### Exercise input
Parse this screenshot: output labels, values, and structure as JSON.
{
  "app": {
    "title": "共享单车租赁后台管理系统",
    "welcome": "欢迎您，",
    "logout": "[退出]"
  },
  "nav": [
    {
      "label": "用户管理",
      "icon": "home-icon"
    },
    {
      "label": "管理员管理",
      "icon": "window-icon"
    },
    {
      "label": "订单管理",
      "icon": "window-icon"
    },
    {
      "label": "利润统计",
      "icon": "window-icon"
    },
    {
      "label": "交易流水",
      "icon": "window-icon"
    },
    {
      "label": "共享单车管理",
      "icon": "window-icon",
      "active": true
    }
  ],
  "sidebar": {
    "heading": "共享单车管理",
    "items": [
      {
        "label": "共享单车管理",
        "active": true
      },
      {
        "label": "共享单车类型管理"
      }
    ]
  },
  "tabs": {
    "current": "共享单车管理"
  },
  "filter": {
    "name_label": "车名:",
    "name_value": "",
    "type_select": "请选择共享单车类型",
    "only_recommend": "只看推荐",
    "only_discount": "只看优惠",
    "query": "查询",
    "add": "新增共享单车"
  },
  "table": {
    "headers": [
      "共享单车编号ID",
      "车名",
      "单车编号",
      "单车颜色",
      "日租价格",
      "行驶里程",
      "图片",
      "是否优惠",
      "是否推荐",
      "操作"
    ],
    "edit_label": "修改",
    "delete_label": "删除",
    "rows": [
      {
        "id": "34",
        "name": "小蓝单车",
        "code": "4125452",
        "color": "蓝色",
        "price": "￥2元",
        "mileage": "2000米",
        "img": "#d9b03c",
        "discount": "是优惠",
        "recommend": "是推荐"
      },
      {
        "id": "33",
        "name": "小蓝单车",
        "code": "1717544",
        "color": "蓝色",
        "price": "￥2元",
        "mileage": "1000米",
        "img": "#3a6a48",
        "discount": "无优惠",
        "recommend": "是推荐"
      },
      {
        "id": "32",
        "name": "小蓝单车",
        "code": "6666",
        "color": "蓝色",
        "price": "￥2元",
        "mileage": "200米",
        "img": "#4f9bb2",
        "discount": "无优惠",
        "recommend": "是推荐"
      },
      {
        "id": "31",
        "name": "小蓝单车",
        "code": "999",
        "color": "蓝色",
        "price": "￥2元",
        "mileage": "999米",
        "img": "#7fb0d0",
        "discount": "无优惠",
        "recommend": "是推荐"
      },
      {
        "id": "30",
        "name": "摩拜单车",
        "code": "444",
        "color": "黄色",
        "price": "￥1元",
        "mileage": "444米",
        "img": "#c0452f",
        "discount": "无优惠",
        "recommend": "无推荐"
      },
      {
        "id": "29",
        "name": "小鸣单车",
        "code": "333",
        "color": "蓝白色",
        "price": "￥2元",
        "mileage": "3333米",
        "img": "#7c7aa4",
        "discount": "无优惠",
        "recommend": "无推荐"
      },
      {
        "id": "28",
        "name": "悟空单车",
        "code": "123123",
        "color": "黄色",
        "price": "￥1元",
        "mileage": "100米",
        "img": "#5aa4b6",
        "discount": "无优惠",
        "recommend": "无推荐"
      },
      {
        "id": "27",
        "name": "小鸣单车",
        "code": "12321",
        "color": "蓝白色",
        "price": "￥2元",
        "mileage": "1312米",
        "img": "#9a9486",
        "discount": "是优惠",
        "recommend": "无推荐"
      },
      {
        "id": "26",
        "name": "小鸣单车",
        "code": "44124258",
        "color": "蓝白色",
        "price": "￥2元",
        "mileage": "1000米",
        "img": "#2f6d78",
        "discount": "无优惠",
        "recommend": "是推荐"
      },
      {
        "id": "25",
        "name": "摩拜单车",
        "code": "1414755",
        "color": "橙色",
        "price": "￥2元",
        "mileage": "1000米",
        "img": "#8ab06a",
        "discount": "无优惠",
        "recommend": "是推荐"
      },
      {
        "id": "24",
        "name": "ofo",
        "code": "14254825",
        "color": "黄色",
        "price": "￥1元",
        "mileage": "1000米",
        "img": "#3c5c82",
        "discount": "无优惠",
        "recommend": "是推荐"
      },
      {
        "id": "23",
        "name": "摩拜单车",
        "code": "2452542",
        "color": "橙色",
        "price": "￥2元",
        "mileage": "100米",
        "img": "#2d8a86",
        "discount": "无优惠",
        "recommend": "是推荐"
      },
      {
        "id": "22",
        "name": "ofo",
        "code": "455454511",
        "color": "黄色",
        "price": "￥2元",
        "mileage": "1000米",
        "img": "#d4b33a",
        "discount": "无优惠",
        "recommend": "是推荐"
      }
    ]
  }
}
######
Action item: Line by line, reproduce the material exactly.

Reply to the task:
Parse this screenshot: output labels, values, and structure as JSON.
{
  "app": {
    "title": "共享单车租赁后台管理系统",
    "welcome": "欢迎您，",
    "logout": "[退出]"
  },
  "nav": [
    {
      "label": "用户管理",
      "icon": "home-icon"
    },
    {
      "label": "管理员管理",
      "icon": "window-icon"
    },
    {
      "label": "订单管理",
      "icon": "window-icon"
    },
    {
      "label": "利润统计",
      "icon": "window-icon"
    },
    {
      "label": "交易流水",
      "icon": "window-icon"
    },
    {
      "label": "共享单车管理",
      "icon": "window-icon",
      "active": true
    }
  ],
  "sidebar": {
    "heading": "共享单车管理",
    "items": [
      {
        "label": "共享单车管理",
        "active": true
      },
      {
        "label": "共享单车类型管理"
      }
    ]
  },
  "tabs": {
    "current": "共享单车管理"
  },
  "filter": {
    "name_label": "车名:",
    "name_value": "",
    "type_select": "请选择共享单车类型",
    "only_recommend": "只看推荐",
    "only_discount": "只看优惠",
    "query": "查询",
    "add": "新增共享单车"
  },
  "table": {
    "headers": [
      "共享单车编号ID",
      "车名",
      "单车编号",
      "单车颜色",
      "日租价格",
      "行驶里程",
      "图片",
      "是否优惠",
      "是否推荐",
      "操作"
    ],
    "edit_label": "修改",
    "delete_label": "删除",
    "rows": [
      {
        "id": "34",
        "name": "小蓝单车",
        "code": "4125452",
        "color": "蓝色",
        "price": "￥2元",
        "mileage": "2000米",
        "img": "#d9b03c",
        "discount": "是优惠",
        "recommend": "是推荐"
      },
      {
        "id": "33",
        "name": "小蓝单车",
        "code": "1717544",
        "color": "蓝色",
        "price": "￥2元",
        "mileage": "1000米",
        "img": "#3a6a48",
        "discount": "无优惠",
        "recommend": "是推荐"
      },
      {
        "id": "32",
        "name": "小蓝单车",
        "code": "6666",
        "color": "蓝色",
        "price": "￥2元",
        "mileage": "200米",
        "img": "#4f9bb2",
        "discount": "无优惠",
        "recommend": "是推荐"
      },
      {
        "id": "31",
        "name": "小蓝单车",
        "code": "999",
        "color": "蓝色",
        "price": "￥2元",
        "mileage": "999米",
        "img": "#7fb0d0",
        "discount": "无优惠",
        "recommend": "是推荐"
      },
      {
        "id": "30",
        "name": "摩拜单车",
        "code": "444",
        "color": "黄色",
        "price": "￥1元",
        "mileage": "444米",
        "img": "#c0452f",
        "discount": "无优惠",
        "recommend": "无推荐"
      },
      {
        "id": "29",
        "name": "小鸣单车",
        "code": "333",
        "color": "蓝白色",
        "price": "￥2元",
        "mileage": "3333米",
        "img": "#7c7aa4",
        "discount": "无优惠",
        "recommend": "无推荐"
      },
      {
        "id": "28",
        "name": "悟空单车",
        "code": "123123",
        "color": "黄色",
        "price": "￥1元",
        "mileage": "100米",
        "img": "#5aa4b6",
        "discount": "无优惠",
        "recommend": "无推荐"
      },
      {
        "id": "27",
        "name": "小鸣单车",
        "code": "12321",
        "color": "蓝白色",
        "price": "￥2元",
        "mileage": "1312米",
        "img": "#9a9486",
        "discount": "是优惠",
        "recommend": "无推荐"
      },
      {
        "id": "26",
        "name": "小鸣单车",
        "code": "44124258",
        "color": "蓝白色",
        "price": "￥2元",
        "mileage": "1000米",
        "img": "#2f6d78",
        "discount": "无优惠",
        "recommend": "是推荐"
      },
      {
        "id": "25",
        "name": "摩拜单车",
        "code": "1414755",
        "color": "橙色",
        "price": "￥2元",
        "mileage": "1000米",
        "img": "#8ab06a",
        "discount": "无优惠",
        "recommend": "是推荐"
      },
      {
        "id": "24",
        "name": "ofo",
        "code": "14254825",
        "color": "黄色",
        "price": "￥1元",
        "mileage": "1000米",
        "img": "#3c5c82",
        "discount": "无优惠",
        "recommend": "是推荐"
      },
      {
        "id": "23",
        "name": "摩拜单车",
        "code": "2452542",
        "color": "橙色",
        "price": "￥2元",
        "mileage": "100米",
        "img": "#2d8a86",
        "discount": "无优惠",
        "recommend": "是推荐"
      },
      {
        "id": "22",
        "name": "ofo",
        "code": "455454511",
        "color": "黄色",
        "price": "￥2元",
        "mileage": "1000米",
        "img": "#d4b33a",
        "discount": "无优惠",
        "recommend": "是推荐"
      }
    ]
  }
}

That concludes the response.